How To: Backside Fin Waft With Dane Reynolds
A straight backside off-the-lip just does not cut it anymore. You must waft the fins to have a shred of modernity in your game. Let's see how the master does his…
-Crank a bottom turn, and drag that forward hand; you want to pivot as hard as possible coming off the bottom, and the hand drag gives you bit more leverage.
-Coming up the face, shift where you're looking to the bottom of the wave, and begin turning your front arm down, and rotating your shoulders back down. Your hips and legs will follow.
-Here's where things get different from a standard off-the-lip. You want to pivot harder and higher on the lip. Easily said. Getting your board in that position isn't terribly hard, it's controlling it once it's there that's dicey. The adjustment is that when your fins release, keep nearly all your weight on your front foot, and bend the front knee to get super low. This also lets you put your front hand on the deck of the board, and the backhand on the water, for added stability.
-It's easy to kick these too far out the back and go over the back of the wave. Keep your weight forward, leaning down on the recovery to stay in the wave.
-With the arc tightened up, and depending how far the tail drifted, most likely the lip is going to catch up with you. It's okay, because if you belted the lip hard enough, you probably took some punch out of it. Ride out through a bit of whitewater, and get ready to punt a big air on the end section.
-Aim for a section that's steep, but with a nice mellow shoulder just after it. That way you'll have time to gather yourself coming out of it. Or an end section works, too.

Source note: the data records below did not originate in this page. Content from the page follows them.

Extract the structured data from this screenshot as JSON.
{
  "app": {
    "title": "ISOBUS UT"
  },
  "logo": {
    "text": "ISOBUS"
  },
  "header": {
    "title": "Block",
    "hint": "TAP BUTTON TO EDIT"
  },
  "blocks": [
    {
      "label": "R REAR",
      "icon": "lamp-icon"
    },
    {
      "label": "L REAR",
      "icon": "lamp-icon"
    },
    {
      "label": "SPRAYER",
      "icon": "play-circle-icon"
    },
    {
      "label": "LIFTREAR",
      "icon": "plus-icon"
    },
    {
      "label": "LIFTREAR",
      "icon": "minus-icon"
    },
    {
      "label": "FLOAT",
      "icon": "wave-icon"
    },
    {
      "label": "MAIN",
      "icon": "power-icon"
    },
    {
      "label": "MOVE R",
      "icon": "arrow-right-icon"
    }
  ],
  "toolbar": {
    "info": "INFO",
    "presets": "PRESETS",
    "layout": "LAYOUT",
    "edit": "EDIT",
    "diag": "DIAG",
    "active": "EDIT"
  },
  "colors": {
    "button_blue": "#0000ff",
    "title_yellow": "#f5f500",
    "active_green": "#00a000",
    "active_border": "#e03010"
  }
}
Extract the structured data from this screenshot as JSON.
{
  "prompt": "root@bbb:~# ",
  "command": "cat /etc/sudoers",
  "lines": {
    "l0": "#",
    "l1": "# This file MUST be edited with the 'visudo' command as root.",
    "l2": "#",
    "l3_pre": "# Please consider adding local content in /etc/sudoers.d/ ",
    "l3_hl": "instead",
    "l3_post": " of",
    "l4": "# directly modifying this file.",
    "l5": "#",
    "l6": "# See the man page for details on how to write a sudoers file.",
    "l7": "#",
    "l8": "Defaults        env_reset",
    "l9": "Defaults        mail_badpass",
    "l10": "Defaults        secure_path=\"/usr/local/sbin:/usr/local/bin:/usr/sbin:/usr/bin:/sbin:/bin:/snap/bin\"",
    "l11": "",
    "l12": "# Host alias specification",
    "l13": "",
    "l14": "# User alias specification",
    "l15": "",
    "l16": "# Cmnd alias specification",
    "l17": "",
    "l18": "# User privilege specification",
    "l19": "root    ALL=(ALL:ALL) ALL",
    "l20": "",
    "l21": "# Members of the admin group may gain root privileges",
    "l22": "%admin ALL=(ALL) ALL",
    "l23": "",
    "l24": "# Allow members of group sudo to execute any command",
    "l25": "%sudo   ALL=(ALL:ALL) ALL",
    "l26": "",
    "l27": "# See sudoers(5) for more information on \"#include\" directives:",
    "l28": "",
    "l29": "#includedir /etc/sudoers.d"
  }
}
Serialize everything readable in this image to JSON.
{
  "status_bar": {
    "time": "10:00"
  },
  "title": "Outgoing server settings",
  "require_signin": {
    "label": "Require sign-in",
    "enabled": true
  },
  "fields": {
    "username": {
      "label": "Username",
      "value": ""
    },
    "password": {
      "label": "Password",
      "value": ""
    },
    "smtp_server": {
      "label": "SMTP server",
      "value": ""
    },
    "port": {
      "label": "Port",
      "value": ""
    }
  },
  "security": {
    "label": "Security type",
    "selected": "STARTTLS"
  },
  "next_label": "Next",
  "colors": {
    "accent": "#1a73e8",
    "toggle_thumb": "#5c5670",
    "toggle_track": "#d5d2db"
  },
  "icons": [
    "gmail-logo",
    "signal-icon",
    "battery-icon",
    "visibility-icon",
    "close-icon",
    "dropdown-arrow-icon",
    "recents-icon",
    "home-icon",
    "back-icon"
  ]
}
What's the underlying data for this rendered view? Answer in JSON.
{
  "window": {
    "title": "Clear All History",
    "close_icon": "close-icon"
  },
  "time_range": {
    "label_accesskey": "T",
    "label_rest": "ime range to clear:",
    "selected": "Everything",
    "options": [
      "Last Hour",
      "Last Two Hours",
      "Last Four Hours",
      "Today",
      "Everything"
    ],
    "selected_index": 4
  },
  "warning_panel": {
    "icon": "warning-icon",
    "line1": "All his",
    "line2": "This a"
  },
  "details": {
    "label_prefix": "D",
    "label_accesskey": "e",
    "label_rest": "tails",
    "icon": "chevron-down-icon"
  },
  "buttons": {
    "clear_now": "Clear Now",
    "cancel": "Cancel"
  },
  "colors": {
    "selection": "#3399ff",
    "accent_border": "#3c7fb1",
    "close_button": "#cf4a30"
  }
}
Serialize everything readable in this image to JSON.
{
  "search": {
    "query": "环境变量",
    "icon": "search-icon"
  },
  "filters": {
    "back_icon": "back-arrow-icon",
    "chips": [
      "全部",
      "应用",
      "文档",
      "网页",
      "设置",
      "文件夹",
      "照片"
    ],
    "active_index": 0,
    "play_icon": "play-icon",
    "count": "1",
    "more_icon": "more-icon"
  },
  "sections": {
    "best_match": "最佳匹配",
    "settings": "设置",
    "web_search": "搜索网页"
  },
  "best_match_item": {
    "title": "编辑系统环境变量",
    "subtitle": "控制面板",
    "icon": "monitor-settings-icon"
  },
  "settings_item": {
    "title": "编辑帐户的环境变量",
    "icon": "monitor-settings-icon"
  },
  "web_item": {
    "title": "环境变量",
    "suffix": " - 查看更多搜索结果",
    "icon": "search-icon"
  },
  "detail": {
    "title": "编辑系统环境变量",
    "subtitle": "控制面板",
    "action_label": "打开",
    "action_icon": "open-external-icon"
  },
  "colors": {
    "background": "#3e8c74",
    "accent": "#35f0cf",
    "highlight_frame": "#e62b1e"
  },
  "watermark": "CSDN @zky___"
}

-As you come down the face, make sure your back foot is way back on the tail. You can slide or wiggle it backward as you drop down. It should be just touching the tail pad block.
Just about any time Dane goes backside, unless he punts, he'll throw some variation of this. But search for the "valentines day" vid on marinelayerproductions.com, and pay extra attention starting around 1:20.